For this activity all you need is a piece of chalk if you have access to a driveway or footpath or the letters of your child’s name cut out of pieces of paper. Your preschooler can practise jumping, hopping, and keeping their balance as they step from one letter to the next to spell out their name.
Practise going fast and slow, using both feet or hopping on one foot. How far apart can you put the letters before they can’t jump from one to the next?
4. Cereal Box Tower
Can your child stretch up high and lift up their arms to build a name tower? Using any clean and safe recycling you can find (cardboard or cereal boxes, milk bottles or even toilet rolls are good for this one), write a letter of their name on each box. It helps to write on the biggest first to set them up for success.
As they identify each letter, tell them to build the name tower and see how high they can get it before they need help! Can they stack all the letters of their name without it falling over?
5. Letter Poses
For older preschoolers who like a challenge, or if you’ve had time to give this one a little bit of thought, see if together you can create the shape of each letter with your body. Some might be easy, like T, L, U and O and some might take a little more thought. This is a good opportunity to help your child notice the shape of the letters and think about how they are formed.
You could then sing a name song to the tune of ‘Bingo’ and see if they can make the letter poses in time to your singing:
‘’There was a boy, full of joy
and Caleb was his name, oh
and Caleb was his name, oh!’
Give these Gross Motor Activities a Try!

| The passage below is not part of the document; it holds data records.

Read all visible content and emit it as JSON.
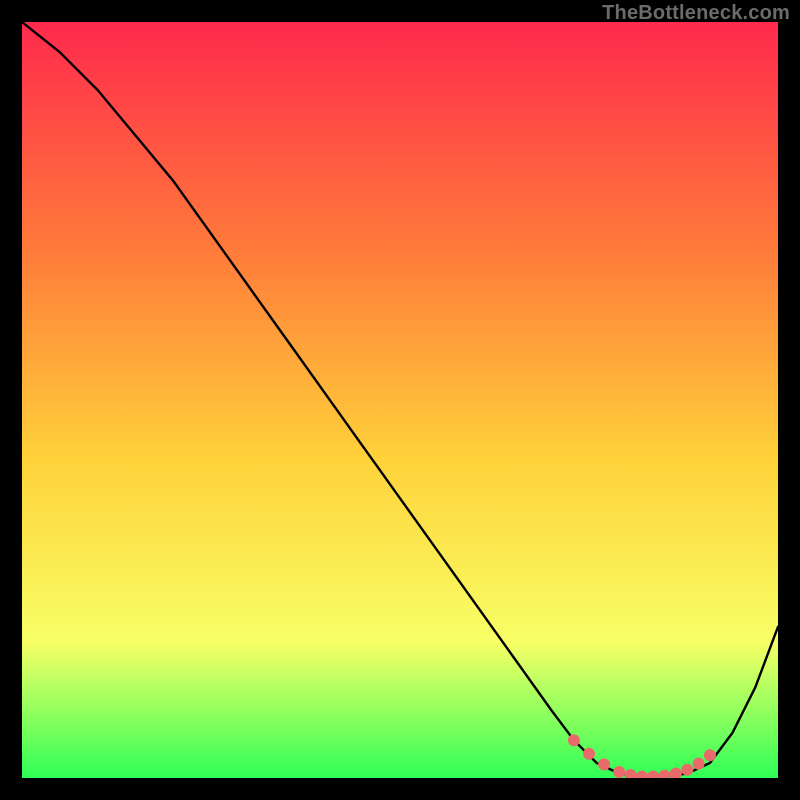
{
  "attribution": "TheBottleneck.com",
  "colors": {
    "bg": "#000000",
    "grad_top": "#ff2a4d",
    "grad_mid1": "#ff7a3a",
    "grad_mid2": "#ffd23a",
    "grad_mid3": "#f8ff66",
    "grad_bottom": "#2fff57",
    "curve": "#000000",
    "marker": "#e96a6a"
  },
  "chart_data": {
    "type": "line",
    "title": "",
    "xlabel": "",
    "ylabel": "",
    "xlim": [
      0,
      100
    ],
    "ylim": [
      0,
      100
    ],
    "series": [
      {
        "name": "bottleneck-curve",
        "x": [
          0,
          5,
          10,
          15,
          20,
          25,
          30,
          35,
          40,
          45,
          50,
          55,
          60,
          65,
          70,
          73,
          76,
          79,
          82,
          85,
          88,
          91,
          94,
          97,
          100
        ],
        "y": [
          100,
          96,
          91,
          85,
          79,
          72,
          65,
          58,
          51,
          44,
          37,
          30,
          23,
          16,
          9,
          5,
          2,
          0.6,
          0.2,
          0.2,
          0.6,
          2,
          6,
          12,
          20
        ]
      }
    ],
    "markers": {
      "name": "optimal-range",
      "x": [
        73,
        75,
        77,
        79,
        80.5,
        82,
        83.5,
        85,
        86.5,
        88,
        89.5,
        91
      ],
      "y": [
        5,
        3.2,
        1.8,
        0.8,
        0.4,
        0.2,
        0.2,
        0.3,
        0.6,
        1.1,
        1.9,
        3
      ]
    }
  }
}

Next time your child needs a break from sitting down or you want to change things up and try something new, give one of these activities a go. You could try each of these activities spelling names forward and backwards, trying different simple words or even making an easy sentence with an older preschooler. Have fun!
For more practice with names, check out these multi-sensory name recognition activities. I also have more early literacy activities for children that you may find useful, such as activities for letter formation, preparing children to write and activities to overcome ‘b’ and ‘d’ confusion.
If you are looking for fine motor activities for kids, I’ve got you covered too! Check out these blog posts: 1) super easy dot sticker activities and 2) hands-on learning activities with bottle caps and pouch lids.